450 2013-12-16 20:03:20 2013-12-16 20:05:13 nodejs /usr/bin/npm <RECENT-CTIME>
454 2013-12-16 20:03:20 2013-12-16 20:05:04 switchboard-plug-keyboard /usr/lib/plugs/pantheon/keyboard/options.txt <RECENT-CTIME>
445 2013-12-16 20:03:20 2013-12-16 20:05:04 thunderbird-locale-en /usr/lib/thunderbird-addons/extensions/langpac... <RECENT-CTIME>
396 2013-12-16 20:08:27 2013-12-16 20:05:03 software-center /usr/sbin/update-software-center <RECENT-CTIME>
449 2013-12-16 20:03:20 2013-12-16 20:05:00 samba-common-bin /usr/bin/net.samba3 <RECENT-CTIME>
397 2013-12-16 20:08:25 2013-12-16 20:04:59 postgresql-client-9.1 /usr/lib/postgresql/9.1/bin/psql <RECENT-CTIME>
398 2013-12-16 20:08:23 2013-12-16 20:04:58 postgresql-9.1 /usr/lib/postgresql/9.1/bin/postmaster <RECENT-CTIME>
452 2013-12-16 20:03:20 2013-12-16 20:04:55 php5-dev /usr/include/php5/main/snprintf.h <RECENT-CTIME>
440 2013-12-16 20:03:20 2013-12-16 20:04:54 php-pear /usr/share/php/XML/Util.php <RECENT-CTIME>

Okay, cool, it says that I I installed ddd recently. And postgresql! I remember installing those things. Neat.
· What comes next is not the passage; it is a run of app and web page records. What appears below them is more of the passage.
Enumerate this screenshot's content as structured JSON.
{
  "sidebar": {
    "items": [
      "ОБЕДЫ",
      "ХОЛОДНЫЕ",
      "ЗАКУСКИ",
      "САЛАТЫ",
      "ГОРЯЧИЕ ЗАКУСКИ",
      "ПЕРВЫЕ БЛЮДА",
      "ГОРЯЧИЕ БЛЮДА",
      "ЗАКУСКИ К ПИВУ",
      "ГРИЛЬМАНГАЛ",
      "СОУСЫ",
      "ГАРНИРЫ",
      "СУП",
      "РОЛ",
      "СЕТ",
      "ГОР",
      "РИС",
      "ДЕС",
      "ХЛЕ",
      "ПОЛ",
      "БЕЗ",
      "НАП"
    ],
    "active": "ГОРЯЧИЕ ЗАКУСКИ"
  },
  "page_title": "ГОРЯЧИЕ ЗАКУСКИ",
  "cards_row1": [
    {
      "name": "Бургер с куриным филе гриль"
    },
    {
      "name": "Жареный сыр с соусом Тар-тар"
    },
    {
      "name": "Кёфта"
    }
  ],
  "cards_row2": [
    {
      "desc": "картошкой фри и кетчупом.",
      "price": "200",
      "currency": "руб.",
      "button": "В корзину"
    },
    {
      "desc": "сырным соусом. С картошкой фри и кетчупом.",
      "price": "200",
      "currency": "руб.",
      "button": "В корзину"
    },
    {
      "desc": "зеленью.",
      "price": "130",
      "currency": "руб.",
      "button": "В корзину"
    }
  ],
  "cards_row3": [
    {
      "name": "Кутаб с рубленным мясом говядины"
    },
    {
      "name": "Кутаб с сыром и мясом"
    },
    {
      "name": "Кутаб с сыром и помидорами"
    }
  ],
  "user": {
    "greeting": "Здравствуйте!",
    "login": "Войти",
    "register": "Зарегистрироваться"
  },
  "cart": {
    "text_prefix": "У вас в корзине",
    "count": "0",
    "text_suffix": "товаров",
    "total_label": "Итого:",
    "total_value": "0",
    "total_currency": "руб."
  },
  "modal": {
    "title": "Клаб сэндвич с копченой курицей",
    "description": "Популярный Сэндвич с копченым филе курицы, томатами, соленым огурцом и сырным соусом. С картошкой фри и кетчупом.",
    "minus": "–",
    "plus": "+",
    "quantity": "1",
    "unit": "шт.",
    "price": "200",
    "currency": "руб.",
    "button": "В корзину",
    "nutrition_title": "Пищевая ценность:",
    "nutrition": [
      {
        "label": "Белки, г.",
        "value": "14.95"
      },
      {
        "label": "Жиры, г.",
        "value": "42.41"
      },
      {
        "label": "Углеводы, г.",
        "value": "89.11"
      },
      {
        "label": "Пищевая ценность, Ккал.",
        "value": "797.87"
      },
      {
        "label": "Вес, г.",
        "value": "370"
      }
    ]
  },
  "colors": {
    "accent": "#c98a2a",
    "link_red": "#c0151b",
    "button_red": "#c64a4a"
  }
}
The whole message here is that if you have a timestamp in seconds or milliseconds or nanoseconds, then you can just "cast" it to a 'datetime64[the-right-thing]' and pandas/numpy will take care of the rest.